### Try it
Copy every record verbatim. Leave the pictures out.

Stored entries
———

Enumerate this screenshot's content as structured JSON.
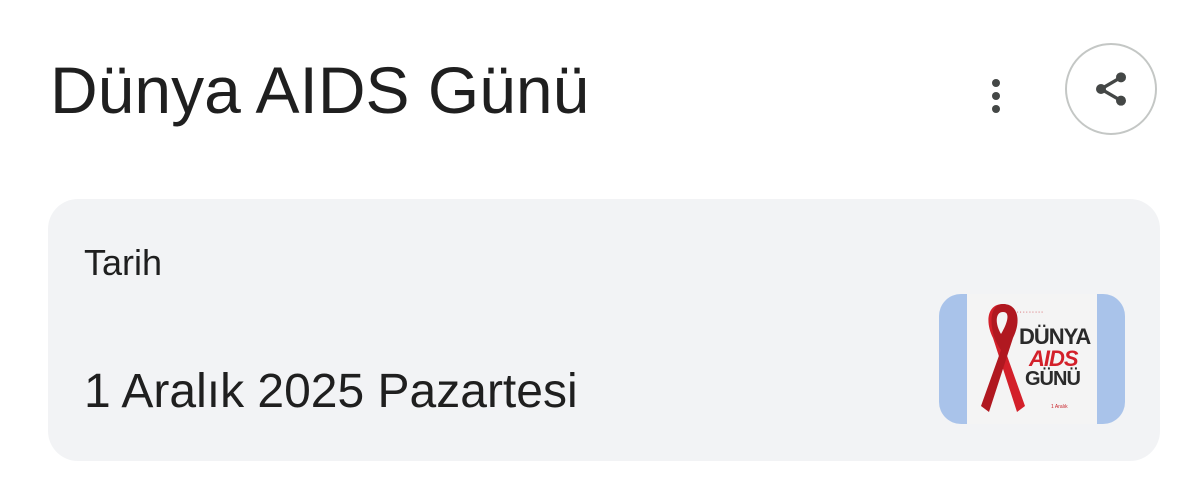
{
  "header": {
    "title": "Dünya AIDS Günü",
    "more_icon": "more-vert-icon",
    "share_icon": "share-icon"
  },
  "card": {
    "label": "Tarih",
    "date": "1 Aralık 2025 Pazartesi"
  },
  "thumbnail": {
    "line1": "DÜNYA",
    "line2": "AIDS",
    "line3": "GÜNÜ",
    "date": "1 Aralık",
    "ribbon_color": "#d3202a"
  },
  "colors": {
    "text": "#1f1f1f",
    "card_bg": "#f2f3f5",
    "icon": "#444746",
    "border": "#c4c7c5",
    "thumb_bg": "#a9c3ea"
  }
}
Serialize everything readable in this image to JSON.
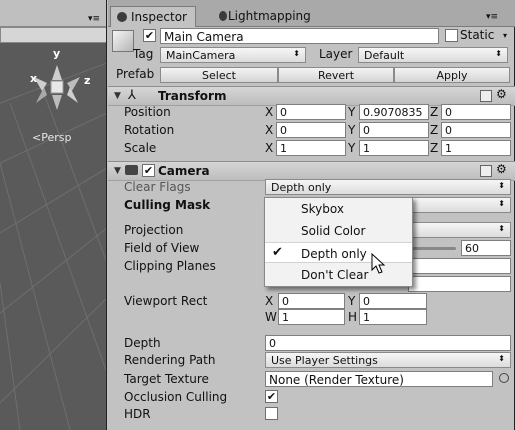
{
  "scene": {
    "persp_label": "<Persp",
    "axis_y": "y",
    "axis_x": "x",
    "axis_z": "z"
  },
  "tabs": [
    {
      "label": "Inspector"
    },
    {
      "label": "Lightmapping"
    }
  ],
  "object": {
    "name": "Main Camera",
    "active": true,
    "static_label": "Static",
    "static_checked": false,
    "tag_label": "Tag",
    "tag_value": "MainCamera",
    "layer_label": "Layer",
    "layer_value": "Default",
    "prefab_label": "Prefab",
    "prefab_buttons": [
      "Select",
      "Revert",
      "Apply"
    ]
  },
  "transform": {
    "title": "Transform",
    "rows": [
      {
        "label": "Position",
        "x": "0",
        "y": "0.9070835",
        "z": "0"
      },
      {
        "label": "Rotation",
        "x": "0",
        "y": "0",
        "z": "0"
      },
      {
        "label": "Scale",
        "x": "1",
        "y": "1",
        "z": "1"
      }
    ],
    "axes": [
      "X",
      "Y",
      "Z"
    ]
  },
  "camera": {
    "title": "Camera",
    "enabled": true,
    "clear_flags_label": "Clear Flags",
    "clear_flags_value": "Depth only",
    "culling_mask_label": "Culling Mask",
    "projection_label": "Projection",
    "fov_label": "Field of View",
    "fov_value": "60",
    "clipping_label": "Clipping Planes",
    "viewport_label": "Viewport Rect",
    "viewport": {
      "x": "0",
      "y": "0",
      "w": "1",
      "h": "1"
    },
    "viewport_axes": [
      "X",
      "Y",
      "W",
      "H"
    ],
    "depth_label": "Depth",
    "depth_value": "0",
    "rendering_path_label": "Rendering Path",
    "rendering_path_value": "Use Player Settings",
    "target_texture_label": "Target Texture",
    "target_texture_value": "None (Render Texture)",
    "occlusion_label": "Occlusion Culling",
    "occlusion_checked": true,
    "hdr_label": "HDR",
    "hdr_checked": false
  },
  "popup": {
    "options": [
      "Skybox",
      "Solid Color",
      "Depth only",
      "Don't Clear"
    ],
    "selected": "Depth only"
  },
  "colors": {
    "scene_bg": "#5a5a5a",
    "panel_bg": "#c2c2c2",
    "disabled_label": "#555555"
  }
}
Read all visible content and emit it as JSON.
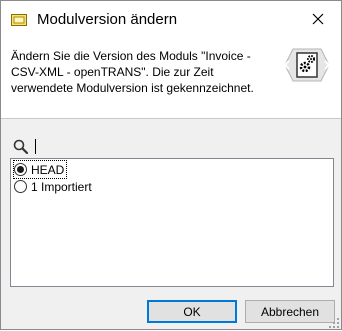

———

### Result for this exercise
Enumerate this screenshot's content as structured JSON.
{
  "header": {
    "title": "Dünya AIDS Günü",
    "more_icon": "more-vert-icon",
    "share_icon": "share-icon"
  },
  "card": {
    "label": "Tarih",
    "date": "1 Aralık 2025 Pazartesi"
  },
  "thumbnail": {
    "line1": "DÜNYA",
    "line2": "AIDS",
    "line3": "GÜNÜ",
    "date": "1 Aralık",
    "ribbon_color": "#d3202a"
  },
  "colors": {
    "text": "#1f1f1f",
    "card_bg": "#f2f3f5",
    "icon": "#444746",
    "border": "#c4c7c5",
    "thumb_bg": "#a9c3ea"
  }
}
Serialize everything readable in this image to JSON.
{
  "scene": {
    "persp_label": "<Persp",
    "axis_y": "y",
    "axis_x": "x",
    "axis_z": "z"
  },
  "tabs": [
    {
      "label": "Inspector"
    },
    {
      "label": "Lightmapping"
    }
  ],
  "object": {
    "name": "Main Camera",
    "active": true,
    "static_label": "Static",
    "static_checked": false,
    "tag_label": "Tag",
    "tag_value": "MainCamera",
    "layer_label": "Layer",
    "layer_value": "Default",
    "prefab_label": "Prefab",
    "prefab_buttons": [
      "Select",
      "Revert",
      "Apply"
    ]
  },
  "transform": {
    "title": "Transform",
    "rows": [
      {
        "label": "Position",
        "x": "0",
        "y": "0.9070835",
        "z": "0"
      },
      {
        "label": "Rotation",
        "x": "0",
        "y": "0",
        "z": "0"
      },
      {
        "label": "Scale",
        "x": "1",
        "y": "1",
        "z": "1"
      }
    ],
    "axes": [
      "X",
      "Y",
      "Z"
    ]
  },
  "camera": {
    "title": "Camera",
    "enabled": true,
    "clear_flags_label": "Clear Flags",
    "clear_flags_value": "Depth only",
    "culling_mask_label": "Culling Mask",
    "projection_label": "Projection",
    "fov_label": "Field of View",
    "fov_value": "60",
    "clipping_label": "Clipping Planes",
    "viewport_label": "Viewport Rect",
    "viewport": {
      "x": "0",
      "y": "0",
      "w": "1",
      "h": "1"
    },
    "viewport_axes": [
      "X",
      "Y",
      "W",
      "H"
    ],
    "depth_label": "Depth",
    "depth_value": "0",
    "rendering_path_label": "Rendering Path",
    "rendering_path_value": "Use Player Settings",
    "target_texture_label": "Target Texture",
    "target_texture_value": "None (Render Texture)",
    "occlusion_label": "Occlusion Culling",
    "occlusion_checked": true,
    "hdr_label": "HDR",
    "hdr_checked": false
  },
  "popup": {
    "options": [
      "Skybox",
      "Solid Color",
      "Depth only",
      "Don't Clear"
    ],
    "selected": "Depth only"
  },
  "colors": {
    "scene_bg": "#5a5a5a",
    "panel_bg": "#c2c2c2",
    "disabled_label": "#555555"
  }
}
Read all visible content and emit it as JSON.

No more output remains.